> Exercise:
Set down a faithful copy of every record below, with no images.
----- Recorded information -----
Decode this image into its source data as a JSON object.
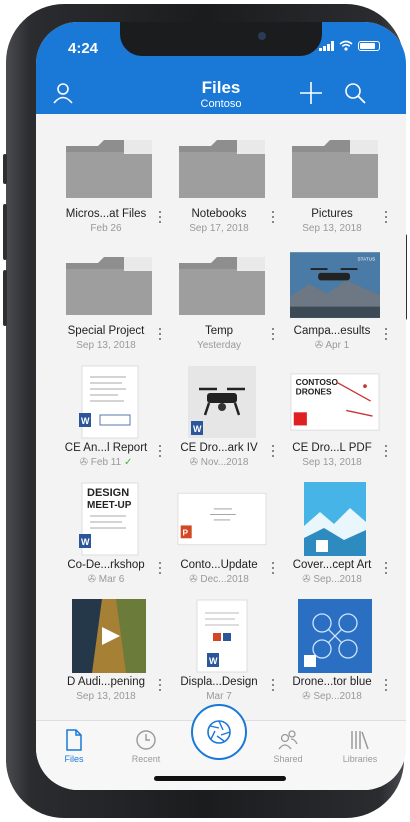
{
  "status": {
    "time": "4:24"
  },
  "header": {
    "title": "Files",
    "subtitle": "Contoso"
  },
  "files": [
    {
      "name": "Micros...at Files",
      "meta": "Feb 26",
      "kind": "folder"
    },
    {
      "name": "Notebooks",
      "meta": "Sep 17, 2018",
      "kind": "folder"
    },
    {
      "name": "Pictures",
      "meta": "Sep 13, 2018",
      "kind": "folder"
    },
    {
      "name": "Special Project",
      "meta": "Sep 13, 2018",
      "kind": "folder"
    },
    {
      "name": "Temp",
      "meta": "Yesterday",
      "kind": "folder"
    },
    {
      "name": "Campa...esults",
      "meta": "Apr 1",
      "kind": "drone-photo",
      "shared": true
    },
    {
      "name": "CE An...l Report",
      "meta": "Feb 11",
      "kind": "word-doc",
      "shared": true,
      "synced": true
    },
    {
      "name": "CE Dro...ark IV",
      "meta": "Nov...2018",
      "kind": "drone-doc",
      "shared": true
    },
    {
      "name": "CE Dro...L PDF",
      "meta": "Sep 13, 2018",
      "kind": "pdf-doc"
    },
    {
      "name": "Co-De...rkshop",
      "meta": "Mar 6",
      "kind": "word-design",
      "shared": true
    },
    {
      "name": "Conto...Update",
      "meta": "Dec...2018",
      "kind": "ppt-doc",
      "shared": true
    },
    {
      "name": "Cover...cept Art",
      "meta": "Sep...2018",
      "kind": "art-image",
      "shared": true
    },
    {
      "name": "D Audi...pening",
      "meta": "Sep 13, 2018",
      "kind": "video"
    },
    {
      "name": "Displa...Design",
      "meta": "Mar 7",
      "kind": "word-small"
    },
    {
      "name": "Drone...tor blue",
      "meta": "Sep...2018",
      "kind": "blueprint",
      "shared": true
    }
  ],
  "tabs": {
    "files": "Files",
    "recent": "Recent",
    "shared": "Shared",
    "libraries": "Libraries"
  },
  "colors": {
    "accent": "#1a78d6",
    "folder": "#8e8e8e",
    "word": "#2b579a",
    "ppt": "#d24726",
    "pdf": "#e02020"
  },
  "icons": {
    "profile": "person-icon",
    "add": "plus-icon",
    "search": "search-icon",
    "camera": "camera-aperture-icon"
  }
}
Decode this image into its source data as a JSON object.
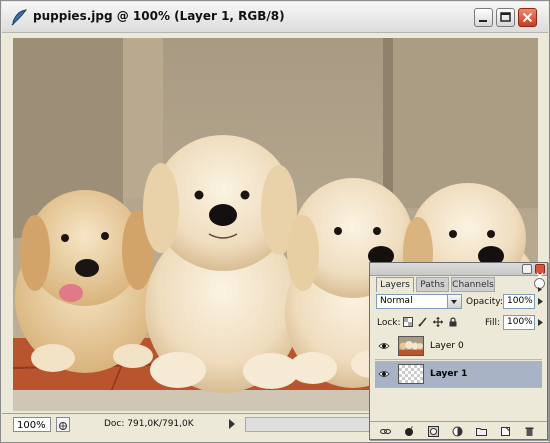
{
  "window": {
    "title": "puppies.jpg @ 100% (Layer 1, RGB/8)",
    "buttons": [
      "minimize",
      "maximize",
      "close"
    ]
  },
  "statusbar": {
    "zoom": "100%",
    "doc_info": "Doc: 791,0K/791,0K"
  },
  "layers_panel": {
    "tabs": [
      {
        "label": "Layers",
        "active": true
      },
      {
        "label": "Paths",
        "active": false
      },
      {
        "label": "Channels",
        "active": false
      }
    ],
    "blend_mode": "Normal",
    "opacity_label": "Opacity:",
    "opacity_value": "100%",
    "lock_label": "Lock:",
    "fill_label": "Fill:",
    "fill_value": "100%",
    "layers": [
      {
        "name": "Layer 0",
        "visible": true,
        "selected": false,
        "thumbnail": "puppies-photo"
      },
      {
        "name": "Layer 1",
        "visible": true,
        "selected": true,
        "thumbnail": "transparent"
      }
    ],
    "footer_icons": [
      "link-icon",
      "layer-style-icon",
      "layer-mask-icon",
      "adjustment-layer-icon",
      "new-group-icon",
      "new-layer-icon",
      "trash-icon"
    ]
  },
  "colors": {
    "title_close": "#c9391e",
    "selected_layer": "#a8b4c6",
    "wall": "#b7a78e",
    "floor": "#b8552e"
  }
}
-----
> Completed task:
Decode this image into its source data as a JSON object.
{
  "status": {
    "time": "4:24"
  },
  "header": {
    "title": "Files",
    "subtitle": "Contoso"
  },
  "files": [
    {
      "name": "Micros...at Files",
      "meta": "Feb 26",
      "kind": "folder"
    },
    {
      "name": "Notebooks",
      "meta": "Sep 17, 2018",
      "kind": "folder"
    },
    {
      "name": "Pictures",
      "meta": "Sep 13, 2018",
      "kind": "folder"
    },
    {
      "name": "Special Project",
      "meta": "Sep 13, 2018",
      "kind": "folder"
    },
    {
      "name": "Temp",
      "meta": "Yesterday",
      "kind": "folder"
    },
    {
      "name": "Campa...esults",
      "meta": "Apr 1",
      "kind": "drone-photo",
      "shared": true
    },
    {
      "name": "CE An...l Report",
      "meta": "Feb 11",
      "kind": "word-doc",
      "shared": true,
      "synced": true
    },
    {
      "name": "CE Dro...ark IV",
      "meta": "Nov...2018",
      "kind": "drone-doc",
      "shared": true
    },
    {
      "name": "CE Dro...L PDF",
      "meta": "Sep 13, 2018",
      "kind": "pdf-doc"
    },
    {
      "name": "Co-De...rkshop",
      "meta": "Mar 6",
      "kind": "word-design",
      "shared": true
    },
    {
      "name": "Conto...Update",
      "meta": "Dec...2018",
      "kind": "ppt-doc",
      "shared": true
    },
    {
      "name": "Cover...cept Art",
      "meta": "Sep...2018",
      "kind": "art-image",
      "shared": true
    },
    {
      "name": "D Audi...pening",
      "meta": "Sep 13, 2018",
      "kind": "video"
    },
    {
      "name": "Displa...Design",
      "meta": "Mar 7",
      "kind": "word-small"
    },
    {
      "name": "Drone...tor blue",
      "meta": "Sep...2018",
      "kind": "blueprint",
      "shared": true
    }
  ],
  "tabs": {
    "files": "Files",
    "recent": "Recent",
    "shared": "Shared",
    "libraries": "Libraries"
  },
  "colors": {
    "accent": "#1a78d6",
    "folder": "#8e8e8e",
    "word": "#2b579a",
    "ppt": "#d24726",
    "pdf": "#e02020"
  },
  "icons": {
    "profile": "person-icon",
    "add": "plus-icon",
    "search": "search-icon",
    "camera": "camera-aperture-icon"
  }
}
Decode this image into its source data as a JSON object.
{
  "window": {
    "title": "puppies.jpg @ 100% (Layer 1, RGB/8)",
    "buttons": [
      "minimize",
      "maximize",
      "close"
    ]
  },
  "statusbar": {
    "zoom": "100%",
    "doc_info": "Doc: 791,0K/791,0K"
  },
  "layers_panel": {
    "tabs": [
      {
        "label": "Layers",
        "active": true
      },
      {
        "label": "Paths",
        "active": false
      },
      {
        "label": "Channels",
        "active": false
      }
    ],
    "blend_mode": "Normal",
    "opacity_label": "Opacity:",
    "opacity_value": "100%",
    "lock_label": "Lock:",
    "fill_label": "Fill:",
    "fill_value": "100%",
    "layers": [
      {
        "name": "Layer 0",
        "visible": true,
        "selected": false,
        "thumbnail": "puppies-photo"
      },
      {
        "name": "Layer 1",
        "visible": true,
        "selected": true,
        "thumbnail": "transparent"
      }
    ],
    "footer_icons": [
      "link-icon",
      "layer-style-icon",
      "layer-mask-icon",
      "adjustment-layer-icon",
      "new-group-icon",
      "new-layer-icon",
      "trash-icon"
    ]
  },
  "colors": {
    "title_close": "#c9391e",
    "selected_layer": "#a8b4c6",
    "wall": "#b7a78e",
    "floor": "#b8552e"
  }
}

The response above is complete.